(Data items)
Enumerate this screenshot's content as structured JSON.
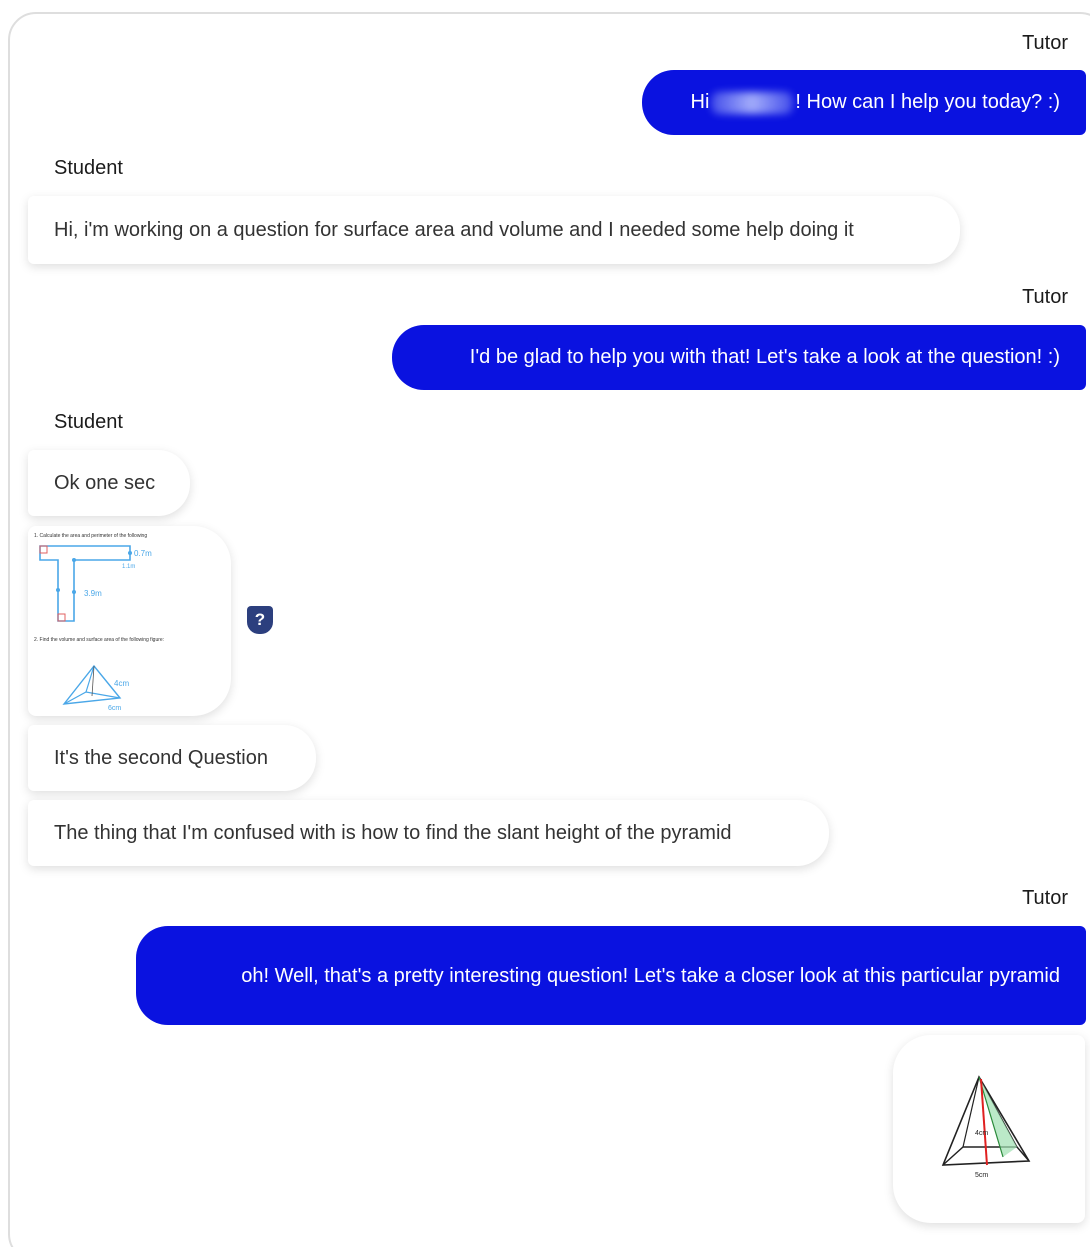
{
  "speakers": {
    "tutor": "Tutor",
    "student": "Student"
  },
  "messages": {
    "m1_hi": "Hi",
    "m1_rest": "! How can I help you today? :)",
    "m2": "Hi, i'm working on a question for surface area and volume and I needed some help doing it",
    "m3": "I'd be glad to help you with that! Let's take a look at the question! :)",
    "m4": "Ok one sec",
    "m5": "It's the second Question",
    "m6": "The thing that I'm confused with is how to find the slant height of the pyramid",
    "m7": "oh! Well, that's a pretty interesting question! Let's take a closer look at this particular pyramid"
  },
  "worksheet": {
    "q1": "1.   Calculate the area and perimeter of the following",
    "q2": "2.   Find the volume and surface area of the following figure:",
    "dim_a": "0.7m",
    "dim_b": "1.1m",
    "dim_c": "3.9m",
    "dim_d": "4cm",
    "dim_e": "6cm"
  },
  "sketch": {
    "height_label": "4cm",
    "base_label": "5cm"
  },
  "help_badge": "?",
  "colors": {
    "tutor_bubble": "#0a12e0",
    "badge": "#2c3f7e"
  }
}
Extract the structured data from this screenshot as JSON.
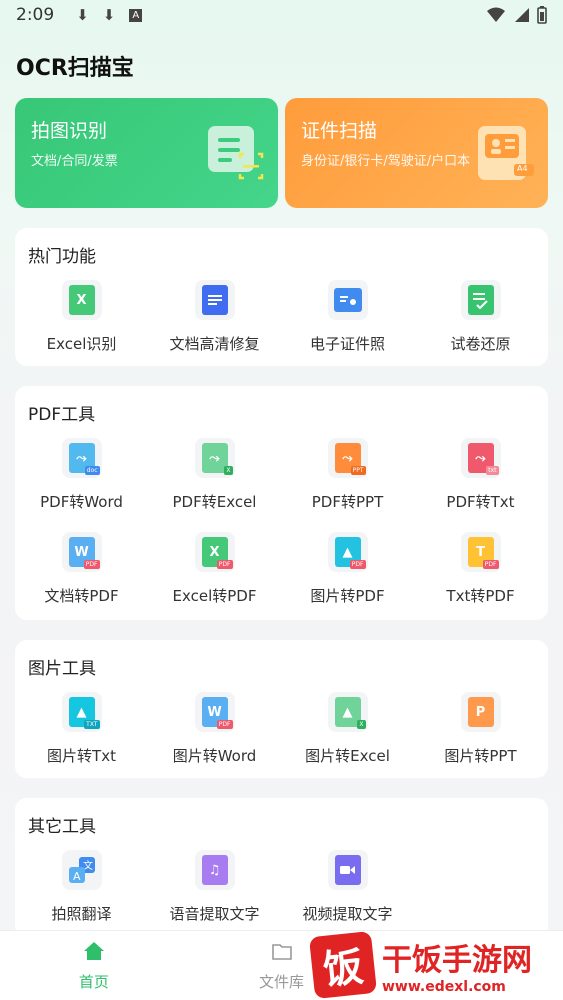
{
  "status_bar": {
    "time": "2:09",
    "icons": [
      "download-icon",
      "download-icon",
      "font-icon"
    ],
    "right_icons": [
      "wifi-icon",
      "signal-icon",
      "battery-icon"
    ]
  },
  "app": {
    "title": "OCR扫描宝"
  },
  "hero": {
    "photo_recognize": {
      "title": "拍图识别",
      "subtitle": "文档/合同/发票",
      "color": "#3ccb7f"
    },
    "id_scan": {
      "title": "证件扫描",
      "subtitle": "身份证/银行卡/驾驶证/户口本",
      "badge": "A4",
      "color": "#ffa447"
    }
  },
  "hot": {
    "title": "热门功能",
    "items": [
      {
        "label": "Excel识别",
        "icon": "excel-icon"
      },
      {
        "label": "文档高清修复",
        "icon": "document-icon"
      },
      {
        "label": "电子证件照",
        "icon": "id-photo-icon"
      },
      {
        "label": "试卷还原",
        "icon": "checklist-icon"
      }
    ]
  },
  "pdf": {
    "title": "PDF工具",
    "items": [
      {
        "label": "PDF转Word",
        "icon": "pdf-to-word-icon"
      },
      {
        "label": "PDF转Excel",
        "icon": "pdf-to-excel-icon"
      },
      {
        "label": "PDF转PPT",
        "icon": "pdf-to-ppt-icon"
      },
      {
        "label": "PDF转Txt",
        "icon": "pdf-to-txt-icon"
      },
      {
        "label": "文档转PDF",
        "icon": "word-to-pdf-icon"
      },
      {
        "label": "Excel转PDF",
        "icon": "excel-to-pdf-icon"
      },
      {
        "label": "图片转PDF",
        "icon": "image-to-pdf-icon"
      },
      {
        "label": "Txt转PDF",
        "icon": "txt-to-pdf-icon"
      }
    ]
  },
  "image": {
    "title": "图片工具",
    "items": [
      {
        "label": "图片转Txt",
        "icon": "image-to-txt-icon"
      },
      {
        "label": "图片转Word",
        "icon": "image-to-word-icon"
      },
      {
        "label": "图片转Excel",
        "icon": "image-to-excel-icon"
      },
      {
        "label": "图片转PPT",
        "icon": "image-to-ppt-icon"
      }
    ]
  },
  "other": {
    "title": "其它工具",
    "items": [
      {
        "label": "拍照翻译",
        "icon": "translate-icon"
      },
      {
        "label": "语音提取文字",
        "icon": "audio-icon"
      },
      {
        "label": "视频提取文字",
        "icon": "video-icon"
      }
    ]
  },
  "nav": {
    "home": "首页",
    "files": "文件库"
  },
  "watermark": {
    "glyph": "饭",
    "title": "干饭手游网",
    "url": "www.edexl.com"
  },
  "colors": {
    "accent": "#2fbf6b",
    "brand_red": "#e02424"
  }
}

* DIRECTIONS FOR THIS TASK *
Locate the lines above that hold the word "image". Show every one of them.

* SOLUTION BELOW *
        "icon": "image-to-pdf-icon"
  "image": {
        "icon": "image-to-txt-icon"
        "icon": "image-to-word-icon"
        "icon": "image-to-excel-icon"
        "icon": "image-to-ppt-icon"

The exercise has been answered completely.